See the difference below:
git commit -m 'Add margin'
git commit -m 'Add margin to nav items to prevent them from overlapping the logo'It is clear which one will be more useful to future readers.
Pretend you're writing an important newsworthy article. Give it a title that will summarize what happened and what is important. Then, provide more details in the body in an organized manner.
If you're a VSCode user, download the Git Blame extension. This is a prime example of when useful commit messages are useful to future developers. This plugin will list the person who made the change, the date of the change, as well as the commented commit message inline.
Now that we've covered the basic commit structure of a good commit message, I'd like to introduce Conventional Commits to help provide some details on creating a solid commit message.
In growing start-ups, the average is already using Conventional Commit which is a great practice among the development team. Conventional Commit is a formatting convention that provides a set of rules for formulating a consistent commit message structure such as:
<type>[optional scope]: <description>
Commit types can include the following:
feat – new features introduced with changes
fix – a bug fix has occurred
chore – changes not related to fixes or features and do not modify SRC or test files (eg updating dependencies)
refactor – refactored code that doesn't fix bugs or add features
docs – documentation updates such as README or other markdown files
style – changes that do not affect the meaning of the code, possibly related to code formatting such as whitespace, missing semicolons and so on.
test – includes a new test or corrects a previous test
perf – Improved performance
ci – Related to Continues Integration
build – changes that affect the build system or external dependencies
revert – reverts the previous commit
The subject line of the commit type must be all lowercase with a character limit to encourage concise descriptions.
The optional commit body should be used to provide further details that do not fit within the character limit of the subject line description.
This is also a good location to utilize
BREAKING CHANGE: <description> to log the reason for the breaking change in a commit.
Footers are also optional. Use the footer to link the JIRA story that will close with this change eg:
Closes Company-Name-<JIRA #>.
fix: fix foo to enable bar
This fixes the broken behavior of the component by doing xyz.
Before this fix foo wasn't enabled at all, behavior changes from <old> to <new>
To ensure that these commit conventions remain consistent across developers, a commit message line can be configured before changes can be pushed up. Commit Message Editor makes it easier for you to commit conventionally.
In order to implement convention commits remain the same format, it's a good idea to include guidelines for commits in the contributed files or READMEs in your project.
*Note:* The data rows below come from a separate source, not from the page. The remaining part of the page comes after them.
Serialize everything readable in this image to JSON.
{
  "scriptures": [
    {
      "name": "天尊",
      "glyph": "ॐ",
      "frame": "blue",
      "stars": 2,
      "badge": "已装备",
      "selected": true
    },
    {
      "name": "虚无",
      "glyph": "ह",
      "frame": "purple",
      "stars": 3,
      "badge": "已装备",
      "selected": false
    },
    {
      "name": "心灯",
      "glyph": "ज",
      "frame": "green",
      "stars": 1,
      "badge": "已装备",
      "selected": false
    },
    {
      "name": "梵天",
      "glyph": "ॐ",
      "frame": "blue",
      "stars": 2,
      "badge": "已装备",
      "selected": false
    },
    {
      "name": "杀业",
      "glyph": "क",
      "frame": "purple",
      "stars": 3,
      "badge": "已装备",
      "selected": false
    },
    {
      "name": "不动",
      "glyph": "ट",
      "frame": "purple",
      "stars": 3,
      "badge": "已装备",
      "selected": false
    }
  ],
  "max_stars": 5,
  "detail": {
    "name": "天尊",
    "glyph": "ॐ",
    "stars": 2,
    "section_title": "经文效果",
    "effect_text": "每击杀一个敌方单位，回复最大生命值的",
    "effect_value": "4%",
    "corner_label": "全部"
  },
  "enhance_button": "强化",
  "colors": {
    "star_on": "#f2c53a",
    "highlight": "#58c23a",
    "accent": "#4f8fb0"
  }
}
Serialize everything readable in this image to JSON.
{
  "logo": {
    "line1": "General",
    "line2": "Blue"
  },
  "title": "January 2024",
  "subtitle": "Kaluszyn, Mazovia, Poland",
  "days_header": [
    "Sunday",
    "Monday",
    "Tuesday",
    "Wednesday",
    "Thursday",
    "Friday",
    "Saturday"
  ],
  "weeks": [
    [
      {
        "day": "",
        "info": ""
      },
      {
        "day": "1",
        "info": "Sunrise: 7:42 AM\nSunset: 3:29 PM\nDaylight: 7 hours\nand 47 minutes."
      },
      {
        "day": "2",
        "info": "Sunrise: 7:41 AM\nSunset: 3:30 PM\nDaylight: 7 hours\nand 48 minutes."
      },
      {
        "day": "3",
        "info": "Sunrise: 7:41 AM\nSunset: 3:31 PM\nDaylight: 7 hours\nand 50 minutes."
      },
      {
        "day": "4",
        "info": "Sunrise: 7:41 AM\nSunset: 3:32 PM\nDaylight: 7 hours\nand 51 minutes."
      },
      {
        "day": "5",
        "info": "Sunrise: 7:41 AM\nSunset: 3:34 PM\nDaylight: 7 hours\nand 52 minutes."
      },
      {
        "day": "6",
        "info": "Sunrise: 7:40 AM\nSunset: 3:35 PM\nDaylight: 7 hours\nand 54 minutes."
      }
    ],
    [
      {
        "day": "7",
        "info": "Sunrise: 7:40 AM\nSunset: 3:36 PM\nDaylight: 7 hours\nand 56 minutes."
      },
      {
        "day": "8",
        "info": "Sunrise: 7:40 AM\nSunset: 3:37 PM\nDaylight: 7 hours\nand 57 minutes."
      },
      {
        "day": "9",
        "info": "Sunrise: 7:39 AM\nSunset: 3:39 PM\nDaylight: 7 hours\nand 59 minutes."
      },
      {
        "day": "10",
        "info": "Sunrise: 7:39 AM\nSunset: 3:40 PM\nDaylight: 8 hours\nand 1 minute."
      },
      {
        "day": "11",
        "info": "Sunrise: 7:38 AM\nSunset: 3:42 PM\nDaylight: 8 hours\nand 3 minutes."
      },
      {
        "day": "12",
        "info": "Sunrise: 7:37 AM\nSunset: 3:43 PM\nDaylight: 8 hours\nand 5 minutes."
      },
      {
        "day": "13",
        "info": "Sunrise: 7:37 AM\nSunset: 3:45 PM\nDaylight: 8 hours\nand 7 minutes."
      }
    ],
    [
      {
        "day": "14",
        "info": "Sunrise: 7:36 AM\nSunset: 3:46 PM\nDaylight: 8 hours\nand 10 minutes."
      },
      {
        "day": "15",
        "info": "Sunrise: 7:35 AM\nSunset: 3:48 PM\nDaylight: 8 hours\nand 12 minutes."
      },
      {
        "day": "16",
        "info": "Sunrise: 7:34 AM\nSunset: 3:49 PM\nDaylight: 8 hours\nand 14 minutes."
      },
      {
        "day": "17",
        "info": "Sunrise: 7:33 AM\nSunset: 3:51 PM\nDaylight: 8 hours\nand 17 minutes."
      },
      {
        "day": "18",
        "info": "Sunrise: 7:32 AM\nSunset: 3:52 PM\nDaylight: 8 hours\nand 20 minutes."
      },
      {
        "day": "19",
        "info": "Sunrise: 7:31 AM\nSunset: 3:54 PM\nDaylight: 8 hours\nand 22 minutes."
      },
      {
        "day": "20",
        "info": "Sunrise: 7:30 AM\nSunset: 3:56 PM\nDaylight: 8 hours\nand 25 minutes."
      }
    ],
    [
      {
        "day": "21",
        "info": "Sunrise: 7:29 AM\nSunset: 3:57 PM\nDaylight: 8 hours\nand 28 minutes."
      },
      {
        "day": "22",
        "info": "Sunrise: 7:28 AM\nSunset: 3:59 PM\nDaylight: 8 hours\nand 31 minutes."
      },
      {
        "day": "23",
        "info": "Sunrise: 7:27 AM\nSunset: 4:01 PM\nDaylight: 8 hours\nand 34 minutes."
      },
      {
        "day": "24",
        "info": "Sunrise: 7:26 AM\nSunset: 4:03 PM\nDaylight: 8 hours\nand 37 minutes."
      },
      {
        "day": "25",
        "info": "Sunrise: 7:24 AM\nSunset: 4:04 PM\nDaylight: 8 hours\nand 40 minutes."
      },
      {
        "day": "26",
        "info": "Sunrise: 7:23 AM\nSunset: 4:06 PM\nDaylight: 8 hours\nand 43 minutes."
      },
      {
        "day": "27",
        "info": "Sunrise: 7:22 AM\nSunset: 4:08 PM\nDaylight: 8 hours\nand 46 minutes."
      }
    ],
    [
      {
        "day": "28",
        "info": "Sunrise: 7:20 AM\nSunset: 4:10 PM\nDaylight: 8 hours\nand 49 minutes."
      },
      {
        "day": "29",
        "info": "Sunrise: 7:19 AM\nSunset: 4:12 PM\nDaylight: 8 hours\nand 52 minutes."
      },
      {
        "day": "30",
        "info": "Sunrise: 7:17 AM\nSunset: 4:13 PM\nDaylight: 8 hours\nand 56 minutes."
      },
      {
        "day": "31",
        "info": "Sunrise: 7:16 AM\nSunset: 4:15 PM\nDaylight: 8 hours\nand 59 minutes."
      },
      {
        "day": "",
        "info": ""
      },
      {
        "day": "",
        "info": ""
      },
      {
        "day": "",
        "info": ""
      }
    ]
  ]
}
Conventional Commit works great with semantic versioning (learn more at SemVer.org) where the commit type can update the version accordingly for release.
Review the following messages and see how many suggested guides they check out in each category.
feat: improve performance with lazy load implementation for images
chore: update npm dependency to latest version
Fix bug preventing users from submitting the subscribe form
Update incorrect client phone number within footer body per client request
fixed bug on landing page
I think I fixed it this time?
Empty commit message
Writing good commit messages is a very rewarding skill to develop, and it helps you communicate and collaborate with your team. The commit serves as an archive of changes. They can become ancient manuscripts to help us decipher the past, and make reasoned decisions for the future.
There is an agreed upon set of standards that we can all follow, but as long as your team agrees on a convention that is descriptive with future readers in mind, there will definitely be long-term benefits.
In this article, we've explored some tactics for improving commit messages. How do you think these techniques can improve your commits?
I hope you've learned something new, thanks for reading!
Greetings Hello World 👋